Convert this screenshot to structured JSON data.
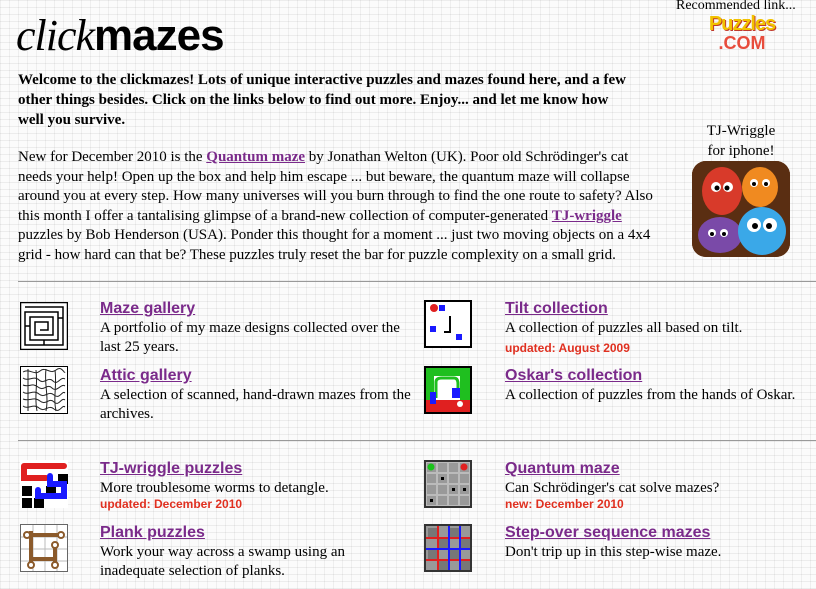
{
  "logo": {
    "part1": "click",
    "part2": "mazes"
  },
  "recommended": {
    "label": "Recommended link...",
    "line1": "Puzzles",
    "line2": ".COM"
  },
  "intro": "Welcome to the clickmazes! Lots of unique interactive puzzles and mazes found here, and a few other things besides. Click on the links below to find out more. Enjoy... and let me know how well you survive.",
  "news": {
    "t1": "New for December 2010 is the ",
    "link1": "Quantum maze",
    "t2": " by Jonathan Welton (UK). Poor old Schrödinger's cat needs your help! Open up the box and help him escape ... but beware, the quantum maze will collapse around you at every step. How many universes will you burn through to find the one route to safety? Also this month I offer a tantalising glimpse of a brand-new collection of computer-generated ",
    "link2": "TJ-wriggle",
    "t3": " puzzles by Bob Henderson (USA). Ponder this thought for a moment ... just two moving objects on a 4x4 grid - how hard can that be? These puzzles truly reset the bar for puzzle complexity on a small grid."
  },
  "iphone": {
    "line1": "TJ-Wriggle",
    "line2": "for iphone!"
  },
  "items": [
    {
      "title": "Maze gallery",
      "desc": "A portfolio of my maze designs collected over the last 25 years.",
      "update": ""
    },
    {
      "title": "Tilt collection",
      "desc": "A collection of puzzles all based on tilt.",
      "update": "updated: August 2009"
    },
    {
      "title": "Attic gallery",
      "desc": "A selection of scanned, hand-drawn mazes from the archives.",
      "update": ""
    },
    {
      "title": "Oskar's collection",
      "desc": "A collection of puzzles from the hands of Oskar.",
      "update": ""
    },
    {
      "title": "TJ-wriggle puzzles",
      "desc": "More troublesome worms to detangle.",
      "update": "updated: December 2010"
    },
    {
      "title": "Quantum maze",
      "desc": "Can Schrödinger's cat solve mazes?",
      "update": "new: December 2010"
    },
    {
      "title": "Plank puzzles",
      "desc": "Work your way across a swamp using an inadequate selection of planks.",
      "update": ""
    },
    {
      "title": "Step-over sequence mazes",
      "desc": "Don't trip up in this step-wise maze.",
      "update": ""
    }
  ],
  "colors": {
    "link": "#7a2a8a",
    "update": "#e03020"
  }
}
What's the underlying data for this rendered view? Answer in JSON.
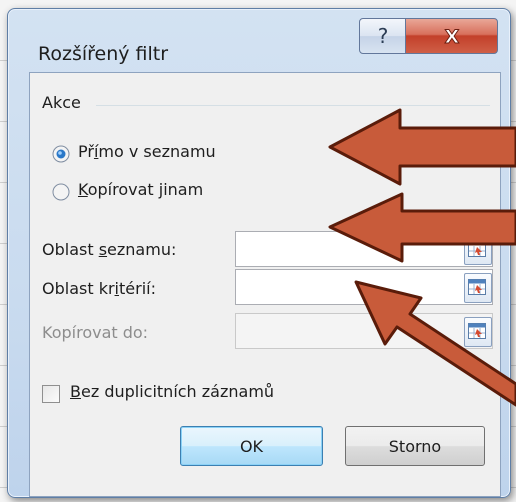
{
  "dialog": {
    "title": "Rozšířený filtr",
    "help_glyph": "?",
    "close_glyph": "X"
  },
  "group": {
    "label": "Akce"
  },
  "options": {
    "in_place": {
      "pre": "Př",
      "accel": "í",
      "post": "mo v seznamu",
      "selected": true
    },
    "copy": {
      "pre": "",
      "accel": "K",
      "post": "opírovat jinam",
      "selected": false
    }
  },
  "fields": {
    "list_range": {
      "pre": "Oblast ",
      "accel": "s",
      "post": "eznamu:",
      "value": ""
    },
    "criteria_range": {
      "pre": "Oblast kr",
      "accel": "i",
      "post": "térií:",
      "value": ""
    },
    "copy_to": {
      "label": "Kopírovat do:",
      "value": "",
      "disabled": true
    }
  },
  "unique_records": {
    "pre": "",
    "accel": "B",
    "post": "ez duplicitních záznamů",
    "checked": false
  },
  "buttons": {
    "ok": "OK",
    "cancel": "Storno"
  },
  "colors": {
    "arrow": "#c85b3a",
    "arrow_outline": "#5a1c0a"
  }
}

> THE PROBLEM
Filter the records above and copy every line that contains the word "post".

> EXERCISE RESULT
      "post": "mo v seznamu",
      "post": "opírovat jinam",
      "post": "eznamu:",
      "post": "térií:",
    "post": "ez duplicitních záznamů",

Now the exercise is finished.